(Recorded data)
----------

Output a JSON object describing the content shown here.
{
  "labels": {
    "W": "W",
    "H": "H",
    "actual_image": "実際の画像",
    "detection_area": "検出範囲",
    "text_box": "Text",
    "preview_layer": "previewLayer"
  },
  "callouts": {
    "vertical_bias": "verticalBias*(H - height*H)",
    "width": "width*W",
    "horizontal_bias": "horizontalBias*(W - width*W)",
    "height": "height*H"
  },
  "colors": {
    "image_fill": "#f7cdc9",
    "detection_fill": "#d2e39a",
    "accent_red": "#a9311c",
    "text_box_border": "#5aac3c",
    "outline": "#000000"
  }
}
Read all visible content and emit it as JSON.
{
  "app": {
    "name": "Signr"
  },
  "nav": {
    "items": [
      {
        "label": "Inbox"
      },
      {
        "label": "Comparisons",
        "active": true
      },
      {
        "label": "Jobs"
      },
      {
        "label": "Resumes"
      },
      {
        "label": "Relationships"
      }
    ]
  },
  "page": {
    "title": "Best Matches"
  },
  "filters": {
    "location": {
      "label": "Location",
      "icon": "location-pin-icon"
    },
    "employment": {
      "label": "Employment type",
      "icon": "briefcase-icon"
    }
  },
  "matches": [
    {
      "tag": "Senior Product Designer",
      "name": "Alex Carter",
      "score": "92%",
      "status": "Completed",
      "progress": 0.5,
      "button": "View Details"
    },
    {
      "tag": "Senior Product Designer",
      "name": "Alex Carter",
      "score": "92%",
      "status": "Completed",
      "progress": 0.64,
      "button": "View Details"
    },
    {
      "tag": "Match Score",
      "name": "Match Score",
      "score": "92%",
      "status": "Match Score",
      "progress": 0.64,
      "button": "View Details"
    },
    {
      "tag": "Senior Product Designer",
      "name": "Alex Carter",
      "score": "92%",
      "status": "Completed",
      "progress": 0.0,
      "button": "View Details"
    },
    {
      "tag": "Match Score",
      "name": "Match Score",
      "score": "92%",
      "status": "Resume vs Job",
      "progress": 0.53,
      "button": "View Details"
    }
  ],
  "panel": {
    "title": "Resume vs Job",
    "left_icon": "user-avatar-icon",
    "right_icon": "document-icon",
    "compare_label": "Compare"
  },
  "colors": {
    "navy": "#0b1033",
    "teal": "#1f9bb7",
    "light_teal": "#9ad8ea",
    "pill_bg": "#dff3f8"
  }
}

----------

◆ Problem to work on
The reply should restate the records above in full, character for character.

◆ Solution below
Output a JSON object describing the content shown here.
{
  "labels": {
    "W": "W",
    "H": "H",
    "actual_image": "実際の画像",
    "detection_area": "検出範囲",
    "text_box": "Text",
    "preview_layer": "previewLayer"
  },
  "callouts": {
    "vertical_bias": "verticalBias*(H - height*H)",
    "width": "width*W",
    "horizontal_bias": "horizontalBias*(W - width*W)",
    "height": "height*H"
  },
  "colors": {
    "image_fill": "#f7cdc9",
    "detection_fill": "#d2e39a",
    "accent_red": "#a9311c",
    "text_box_border": "#5aac3c",
    "outline": "#000000"
  }
}
Read all visible content and emit it as JSON.
{
  "app": {
    "name": "Signr"
  },
  "nav": {
    "items": [
      {
        "label": "Inbox"
      },
      {
        "label": "Comparisons",
        "active": true
      },
      {
        "label": "Jobs"
      },
      {
        "label": "Resumes"
      },
      {
        "label": "Relationships"
      }
    ]
  },
  "page": {
    "title": "Best Matches"
  },
  "filters": {
    "location": {
      "label": "Location",
      "icon": "location-pin-icon"
    },
    "employment": {
      "label": "Employment type",
      "icon": "briefcase-icon"
    }
  },
  "matches": [
    {
      "tag": "Senior Product Designer",
      "name": "Alex Carter",
      "score": "92%",
      "status": "Completed",
      "progress": 0.5,
      "button": "View Details"
    },
    {
      "tag": "Senior Product Designer",
      "name": "Alex Carter",
      "score": "92%",
      "status": "Completed",
      "progress": 0.64,
      "button": "View Details"
    },
    {
      "tag": "Match Score",
      "name": "Match Score",
      "score": "92%",
      "status": "Match Score",
      "progress": 0.64,
      "button": "View Details"
    },
    {
      "tag": "Senior Product Designer",
      "name": "Alex Carter",
      "score": "92%",
      "status": "Completed",
      "progress": 0.0,
      "button": "View Details"
    },
    {
      "tag": "Match Score",
      "name": "Match Score",
      "score": "92%",
      "status": "Resume vs Job",
      "progress": 0.53,
      "button": "View Details"
    }
  ],
  "panel": {
    "title": "Resume vs Job",
    "left_icon": "user-avatar-icon",
    "right_icon": "document-icon",
    "compare_label": "Compare"
  },
  "colors": {
    "navy": "#0b1033",
    "teal": "#1f9bb7",
    "light_teal": "#9ad8ea",
    "pill_bg": "#dff3f8"
  }
}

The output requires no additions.